Dr. Tripathy is correct about that cancer registry data. NCI and SEER database record only incidence, initial treatment and mortality data. And, as Dr.Tripathy further correctly observes, most people do NOT present with metastatic diagnosis. The cancer registry does not track recurrence—which is how the majority of people are thrust into the metastatic breast cancer ranks.

So here’s the good news: Most people don’t start with metastatic breast cancer, which is what the cancer registry tracks.

…And the bad news: We really have no idea what’s going on with, you know, the MAJORITY of people who are diagnosed with metastatic breast cancer after a recurrence. As Dr. Tripathy says, other than death, the cancer registry doesn’t concern itself with long-term data.

So to recap: We know for sure that 40,000 US people die from breast cancer every year. We know that 5 to10 percent of those with metastatic breast cancer were Stage IV from their first diagnosis. So what about the 90 to 95% of those who had a metastatic recurrence? The cancer registry does not track them—until they die.

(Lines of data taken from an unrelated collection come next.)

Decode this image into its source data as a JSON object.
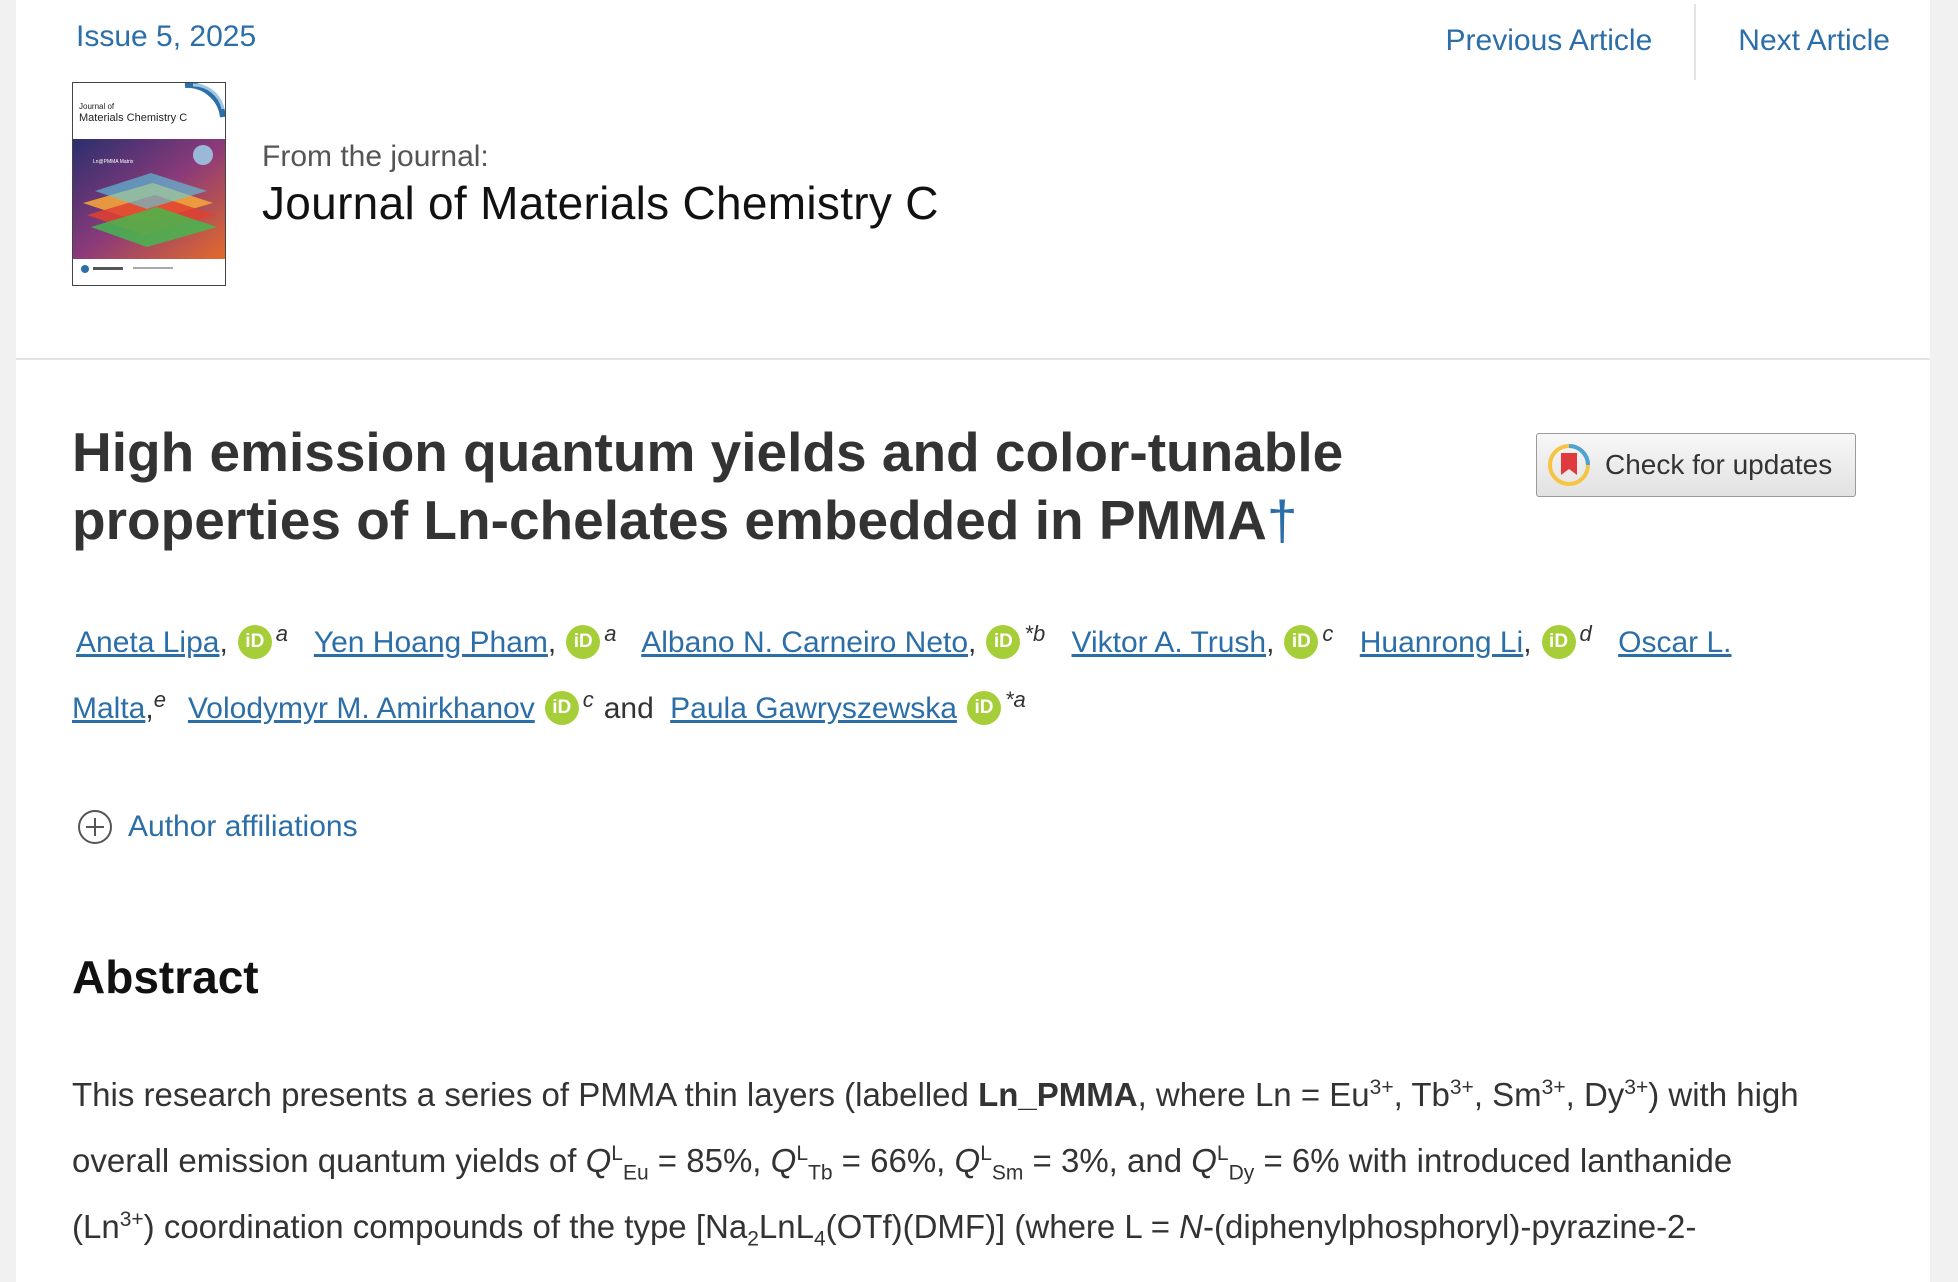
{
  "header": {
    "issue": "Issue 5, 2025",
    "prev": "Previous Article",
    "next": "Next Article",
    "from_label": "From the journal:",
    "journal": "Journal of Materials Chemistry C"
  },
  "cover": {
    "line1": "Journal of",
    "line2": "Materials Chemistry C",
    "art_label": "Ln@PMMA Matrix"
  },
  "article": {
    "title_line1": "High emission quantum yields and color-tunable",
    "title_line2": "properties of Ln-chelates embedded in PMMA",
    "dagger": "†",
    "check_updates": "Check for updates"
  },
  "authors": [
    {
      "name": "Aneta Lipa",
      "aff": "a"
    },
    {
      "name": "Yen Hoang Pham",
      "aff": "a"
    },
    {
      "name": "Albano N. Carneiro Neto",
      "aff": "*b"
    },
    {
      "name": "Viktor A. Trush",
      "aff": "c"
    },
    {
      "name": "Huanrong Li",
      "aff": "d"
    },
    {
      "name_part1": "Oscar L.",
      "name_part2": "Malta",
      "aff": "e"
    },
    {
      "name": "Volodymyr M. Amirkhanov",
      "aff": "c"
    },
    {
      "name": "Paula Gawryszewska",
      "aff": "*a"
    }
  ],
  "authors_and": "and",
  "orcid_badge": "iD",
  "affiliations_label": "Author affiliations",
  "abstract": {
    "heading": "Abstract",
    "l1_a": "This research presents a series of PMMA thin layers (labelled ",
    "l1_b": "Ln_PMMA",
    "l1_c": ", where Ln = Eu",
    "l1_sup1": "3+",
    "l1_d": ", Tb",
    "l1_sup2": "3+",
    "l1_e": ", Sm",
    "l1_sup3": "3+",
    "l1_f": ", Dy",
    "l1_sup4": "3+",
    "l1_g": ") with high",
    "l2_a": "overall emission quantum yields of ",
    "q": "Q",
    "qsup": "L",
    "l2_eu": "Eu",
    "l2_b": " = 85%, ",
    "l2_tb": "Tb",
    "l2_c": " = 66%, ",
    "l2_sm": "Sm",
    "l2_d": " = 3%, and ",
    "l2_dy": "Dy",
    "l2_e": " = 6% with introduced lanthanide",
    "l3_a": "(Ln",
    "l3_sup": "3+",
    "l3_b": ") coordination compounds of the type [Na",
    "l3_sub1": "2",
    "l3_c": "LnL",
    "l3_sub2": "4",
    "l3_d": "(OTf)(DMF)] (where L = ",
    "l3_n": "N",
    "l3_e": "-(diphenylphosphoryl)-pyrazine-2-"
  },
  "colors": {
    "link": "#2b6ea8",
    "orcid": "#a6ce39",
    "title": "#333333"
  }
}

“While [Dr. Johnson’s] report should not cause alarm or even affect any of our care guidelines, it may be a wake-up call to truly understand what might be driving this,” concludes Dr. Tripathy.

May be a wake up call?

MAY???

Well, gosh, no rush or anything. I mean, if it wouldn’t be a bother, maybe somebody could work on that truly understanding thing.

If I sound angry, it’s because I am. And so are my fellow patient advocates.

If Not Now, When?

“We need focused research to change incurable metastatic breast cancer into a treatable, chronic condition like HIV-AIDS–where patients can now live for 20-30 years with treatment after their diagnosis,” says Shirley Mertz, President of MBCN. “If gay men, who were then scorned by society in the 1980s, could demand and receive focused research and treatments for their disease, why can’t we women–who are wives, mothers, daughters, sisters and grandmothers AND over half of the population–receive similar research that will find strategies to keep us alive for 20-30 years?

“Are we not worthy of this effort?  Are we ignored because we quietly live with our disease?”

So, yes, Dr. Tripathy, you bet your stethoscope this is a wake-up call.

Because as Shirley says, “How many more thousands of us must die before the public and our sisters, who have survived early stage breast cancer, stand with us and for us?”

Cancer at any age and any stage is a terrible thing. But it is especially cruel when it happens to young people–women like Bridget Spence, who at age 29 should have just been getting started in life. There are too many women like Bridget, too many of my friends.

Olga Simkin was 34.

Maria Madden was 37.

Jennifer Lynne Strutzel Berg was 37.

Susan Niebur was 39.

Samantha Pritchett was 40.

Dana Robinson was 41.

Rachel Cheetham Moro was 42.

Zoh Vivian Murphy was 45.

Suzanne Hebert was 47.

Martha Rall was 49.

I have to repeat Shirley’s question. How many thousands more of us must die?